● What the exercise asks:
Could you state how many lines of the material hold "JSON"? Include nothing beyond the number.

● Recorded information:
Start of Block

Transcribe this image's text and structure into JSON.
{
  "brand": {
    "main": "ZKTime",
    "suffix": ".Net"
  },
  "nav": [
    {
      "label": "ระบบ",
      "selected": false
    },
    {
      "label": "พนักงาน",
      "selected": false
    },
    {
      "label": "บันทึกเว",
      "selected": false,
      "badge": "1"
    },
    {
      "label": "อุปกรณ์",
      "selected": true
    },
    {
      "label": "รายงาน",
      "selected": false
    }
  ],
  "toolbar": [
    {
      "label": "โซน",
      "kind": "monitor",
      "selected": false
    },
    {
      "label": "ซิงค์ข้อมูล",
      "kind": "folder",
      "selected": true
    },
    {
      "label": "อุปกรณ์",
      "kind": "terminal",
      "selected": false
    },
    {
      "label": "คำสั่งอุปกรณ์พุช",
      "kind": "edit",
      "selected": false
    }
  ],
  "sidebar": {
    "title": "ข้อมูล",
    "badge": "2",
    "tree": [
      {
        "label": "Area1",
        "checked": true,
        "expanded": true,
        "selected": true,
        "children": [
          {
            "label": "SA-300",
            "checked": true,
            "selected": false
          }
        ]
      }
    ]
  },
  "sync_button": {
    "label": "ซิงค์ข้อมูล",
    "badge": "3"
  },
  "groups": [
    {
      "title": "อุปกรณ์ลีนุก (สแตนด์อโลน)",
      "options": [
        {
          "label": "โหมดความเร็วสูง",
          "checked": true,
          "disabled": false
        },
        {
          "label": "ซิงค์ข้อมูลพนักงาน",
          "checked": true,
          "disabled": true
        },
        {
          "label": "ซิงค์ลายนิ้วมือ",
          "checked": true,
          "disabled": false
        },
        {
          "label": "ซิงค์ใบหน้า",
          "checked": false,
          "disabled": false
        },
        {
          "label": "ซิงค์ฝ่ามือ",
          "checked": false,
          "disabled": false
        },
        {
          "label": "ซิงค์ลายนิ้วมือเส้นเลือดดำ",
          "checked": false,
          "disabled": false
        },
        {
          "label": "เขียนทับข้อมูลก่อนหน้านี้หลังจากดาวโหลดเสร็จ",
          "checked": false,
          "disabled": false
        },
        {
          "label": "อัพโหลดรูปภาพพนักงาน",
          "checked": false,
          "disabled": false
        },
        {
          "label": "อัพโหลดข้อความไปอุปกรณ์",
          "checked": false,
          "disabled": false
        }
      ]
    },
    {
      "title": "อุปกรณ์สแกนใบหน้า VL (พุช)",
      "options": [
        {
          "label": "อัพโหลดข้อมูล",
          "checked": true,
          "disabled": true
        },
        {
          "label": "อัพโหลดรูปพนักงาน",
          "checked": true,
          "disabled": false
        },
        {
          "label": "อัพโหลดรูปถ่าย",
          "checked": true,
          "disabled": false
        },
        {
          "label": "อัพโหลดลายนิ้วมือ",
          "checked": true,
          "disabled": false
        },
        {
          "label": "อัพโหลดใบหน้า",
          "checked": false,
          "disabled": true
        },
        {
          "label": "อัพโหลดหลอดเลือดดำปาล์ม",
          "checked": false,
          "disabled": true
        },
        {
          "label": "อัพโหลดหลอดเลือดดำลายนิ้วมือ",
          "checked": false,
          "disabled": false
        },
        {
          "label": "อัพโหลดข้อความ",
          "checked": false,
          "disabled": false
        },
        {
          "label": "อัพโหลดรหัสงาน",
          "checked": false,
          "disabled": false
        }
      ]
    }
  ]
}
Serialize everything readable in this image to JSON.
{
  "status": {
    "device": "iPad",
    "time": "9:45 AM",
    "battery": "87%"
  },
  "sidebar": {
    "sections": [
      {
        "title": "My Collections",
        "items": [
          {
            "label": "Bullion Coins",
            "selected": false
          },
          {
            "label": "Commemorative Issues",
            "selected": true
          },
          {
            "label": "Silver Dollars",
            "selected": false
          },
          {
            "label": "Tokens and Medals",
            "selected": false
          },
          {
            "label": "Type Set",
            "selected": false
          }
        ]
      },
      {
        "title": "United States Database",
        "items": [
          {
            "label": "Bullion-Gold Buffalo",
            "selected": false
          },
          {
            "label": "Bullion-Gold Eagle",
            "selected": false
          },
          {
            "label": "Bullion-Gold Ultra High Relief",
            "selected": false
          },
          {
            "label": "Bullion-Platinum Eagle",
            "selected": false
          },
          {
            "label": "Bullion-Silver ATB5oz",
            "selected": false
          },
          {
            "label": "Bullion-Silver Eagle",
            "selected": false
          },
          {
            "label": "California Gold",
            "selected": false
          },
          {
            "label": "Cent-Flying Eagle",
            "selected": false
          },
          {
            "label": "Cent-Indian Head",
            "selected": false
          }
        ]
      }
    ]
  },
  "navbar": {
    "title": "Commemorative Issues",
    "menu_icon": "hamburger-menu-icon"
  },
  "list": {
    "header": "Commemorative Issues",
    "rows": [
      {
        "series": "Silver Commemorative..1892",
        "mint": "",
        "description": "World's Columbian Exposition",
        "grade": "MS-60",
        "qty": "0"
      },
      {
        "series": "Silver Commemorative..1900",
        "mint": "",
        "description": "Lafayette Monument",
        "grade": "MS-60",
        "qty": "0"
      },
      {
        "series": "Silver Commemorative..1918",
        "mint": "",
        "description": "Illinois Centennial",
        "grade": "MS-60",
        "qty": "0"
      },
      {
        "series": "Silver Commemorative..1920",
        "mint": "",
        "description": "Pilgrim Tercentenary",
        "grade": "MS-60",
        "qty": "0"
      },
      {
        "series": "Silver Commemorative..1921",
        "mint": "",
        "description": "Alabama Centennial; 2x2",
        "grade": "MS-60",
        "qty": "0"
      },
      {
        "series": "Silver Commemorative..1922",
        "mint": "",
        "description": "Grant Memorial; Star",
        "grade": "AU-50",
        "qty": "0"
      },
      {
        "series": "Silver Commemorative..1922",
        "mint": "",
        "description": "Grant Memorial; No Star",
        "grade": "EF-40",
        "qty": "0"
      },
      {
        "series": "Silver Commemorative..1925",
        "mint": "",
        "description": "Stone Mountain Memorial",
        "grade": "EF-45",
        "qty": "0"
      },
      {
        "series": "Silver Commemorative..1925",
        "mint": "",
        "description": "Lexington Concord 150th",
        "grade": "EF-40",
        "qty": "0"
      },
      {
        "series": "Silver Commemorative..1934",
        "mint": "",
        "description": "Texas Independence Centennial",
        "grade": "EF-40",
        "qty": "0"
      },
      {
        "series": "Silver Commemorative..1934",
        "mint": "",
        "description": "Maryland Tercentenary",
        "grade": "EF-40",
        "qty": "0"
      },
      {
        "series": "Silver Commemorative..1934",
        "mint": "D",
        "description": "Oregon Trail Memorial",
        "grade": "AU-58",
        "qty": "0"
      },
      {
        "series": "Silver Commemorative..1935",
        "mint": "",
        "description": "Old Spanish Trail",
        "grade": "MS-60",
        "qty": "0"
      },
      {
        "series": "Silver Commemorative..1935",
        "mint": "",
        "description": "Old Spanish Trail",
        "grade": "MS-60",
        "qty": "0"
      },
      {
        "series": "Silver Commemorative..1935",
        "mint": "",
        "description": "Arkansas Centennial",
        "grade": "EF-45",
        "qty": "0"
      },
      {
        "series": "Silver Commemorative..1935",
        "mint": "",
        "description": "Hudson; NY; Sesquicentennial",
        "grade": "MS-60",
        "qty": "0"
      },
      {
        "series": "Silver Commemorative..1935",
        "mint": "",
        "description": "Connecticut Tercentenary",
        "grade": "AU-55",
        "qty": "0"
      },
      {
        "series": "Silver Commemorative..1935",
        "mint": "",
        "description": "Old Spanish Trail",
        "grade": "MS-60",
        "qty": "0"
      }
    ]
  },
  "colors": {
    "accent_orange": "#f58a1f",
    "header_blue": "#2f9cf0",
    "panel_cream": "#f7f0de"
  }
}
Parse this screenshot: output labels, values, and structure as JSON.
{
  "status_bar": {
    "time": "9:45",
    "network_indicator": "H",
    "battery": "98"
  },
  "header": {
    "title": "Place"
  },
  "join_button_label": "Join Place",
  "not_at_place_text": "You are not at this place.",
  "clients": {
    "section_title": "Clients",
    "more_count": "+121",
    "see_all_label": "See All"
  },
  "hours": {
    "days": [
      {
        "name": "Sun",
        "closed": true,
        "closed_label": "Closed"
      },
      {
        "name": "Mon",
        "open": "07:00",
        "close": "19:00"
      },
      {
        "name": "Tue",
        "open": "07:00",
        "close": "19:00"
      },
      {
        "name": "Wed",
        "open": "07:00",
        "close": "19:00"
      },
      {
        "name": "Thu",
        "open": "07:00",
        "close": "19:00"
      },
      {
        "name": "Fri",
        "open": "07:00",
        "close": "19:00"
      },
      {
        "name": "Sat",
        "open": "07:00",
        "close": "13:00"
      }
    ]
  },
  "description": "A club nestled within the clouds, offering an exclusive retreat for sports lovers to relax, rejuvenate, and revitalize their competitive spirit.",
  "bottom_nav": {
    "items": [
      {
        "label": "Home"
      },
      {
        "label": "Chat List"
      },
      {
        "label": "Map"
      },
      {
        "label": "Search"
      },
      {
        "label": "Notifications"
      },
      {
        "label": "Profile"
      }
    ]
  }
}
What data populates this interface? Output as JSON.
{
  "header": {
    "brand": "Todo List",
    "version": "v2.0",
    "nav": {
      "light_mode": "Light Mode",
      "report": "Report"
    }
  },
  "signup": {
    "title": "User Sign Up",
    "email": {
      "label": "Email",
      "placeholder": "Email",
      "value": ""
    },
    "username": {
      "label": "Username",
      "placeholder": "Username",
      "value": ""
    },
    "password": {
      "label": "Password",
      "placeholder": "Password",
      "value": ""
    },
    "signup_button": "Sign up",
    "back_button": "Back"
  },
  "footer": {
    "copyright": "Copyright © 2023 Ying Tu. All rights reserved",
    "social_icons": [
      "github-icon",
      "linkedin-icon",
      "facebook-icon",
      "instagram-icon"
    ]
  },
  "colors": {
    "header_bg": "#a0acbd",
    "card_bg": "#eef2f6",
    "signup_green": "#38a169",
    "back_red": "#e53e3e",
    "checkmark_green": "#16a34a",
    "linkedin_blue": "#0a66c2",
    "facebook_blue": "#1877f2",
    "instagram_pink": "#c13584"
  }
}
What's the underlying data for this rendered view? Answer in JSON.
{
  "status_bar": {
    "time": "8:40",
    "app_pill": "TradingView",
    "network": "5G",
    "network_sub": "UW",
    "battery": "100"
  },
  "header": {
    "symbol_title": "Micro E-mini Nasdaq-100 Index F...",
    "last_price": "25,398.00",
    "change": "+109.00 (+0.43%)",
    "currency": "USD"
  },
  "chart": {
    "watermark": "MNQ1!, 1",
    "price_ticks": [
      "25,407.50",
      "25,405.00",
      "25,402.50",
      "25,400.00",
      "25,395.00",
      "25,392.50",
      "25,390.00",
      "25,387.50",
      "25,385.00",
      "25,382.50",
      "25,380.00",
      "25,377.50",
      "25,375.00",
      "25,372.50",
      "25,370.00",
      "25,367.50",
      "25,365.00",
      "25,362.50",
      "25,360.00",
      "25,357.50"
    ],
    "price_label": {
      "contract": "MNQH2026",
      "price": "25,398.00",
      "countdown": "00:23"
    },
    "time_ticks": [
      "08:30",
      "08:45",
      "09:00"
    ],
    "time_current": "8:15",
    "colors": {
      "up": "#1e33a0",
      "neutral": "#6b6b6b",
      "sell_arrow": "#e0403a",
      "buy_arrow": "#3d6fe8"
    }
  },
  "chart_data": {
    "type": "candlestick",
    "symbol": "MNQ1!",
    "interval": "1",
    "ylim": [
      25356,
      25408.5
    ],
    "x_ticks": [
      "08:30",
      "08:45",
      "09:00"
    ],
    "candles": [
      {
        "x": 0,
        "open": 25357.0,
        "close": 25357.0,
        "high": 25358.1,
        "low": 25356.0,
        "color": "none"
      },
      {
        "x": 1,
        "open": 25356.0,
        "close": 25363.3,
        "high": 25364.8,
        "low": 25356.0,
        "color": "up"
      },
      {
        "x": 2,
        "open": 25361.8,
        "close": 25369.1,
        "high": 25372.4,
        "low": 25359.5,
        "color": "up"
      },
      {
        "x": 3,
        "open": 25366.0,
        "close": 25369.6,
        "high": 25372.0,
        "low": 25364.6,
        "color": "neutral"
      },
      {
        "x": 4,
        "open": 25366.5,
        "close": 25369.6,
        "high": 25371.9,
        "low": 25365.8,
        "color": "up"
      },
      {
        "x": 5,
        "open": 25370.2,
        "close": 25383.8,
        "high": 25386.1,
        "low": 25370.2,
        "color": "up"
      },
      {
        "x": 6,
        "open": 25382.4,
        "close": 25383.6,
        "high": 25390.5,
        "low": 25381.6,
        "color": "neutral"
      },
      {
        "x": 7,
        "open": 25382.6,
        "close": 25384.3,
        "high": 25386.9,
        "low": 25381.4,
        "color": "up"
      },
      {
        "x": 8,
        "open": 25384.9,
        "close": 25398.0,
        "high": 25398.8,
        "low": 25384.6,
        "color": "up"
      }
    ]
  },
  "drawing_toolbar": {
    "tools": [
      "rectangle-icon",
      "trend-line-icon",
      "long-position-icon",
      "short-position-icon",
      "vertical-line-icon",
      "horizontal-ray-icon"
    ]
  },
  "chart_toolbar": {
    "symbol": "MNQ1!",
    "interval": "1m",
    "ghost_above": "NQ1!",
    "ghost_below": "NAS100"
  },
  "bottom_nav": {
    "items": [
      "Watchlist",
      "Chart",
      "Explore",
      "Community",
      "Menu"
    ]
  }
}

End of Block

● Answer for the task:
5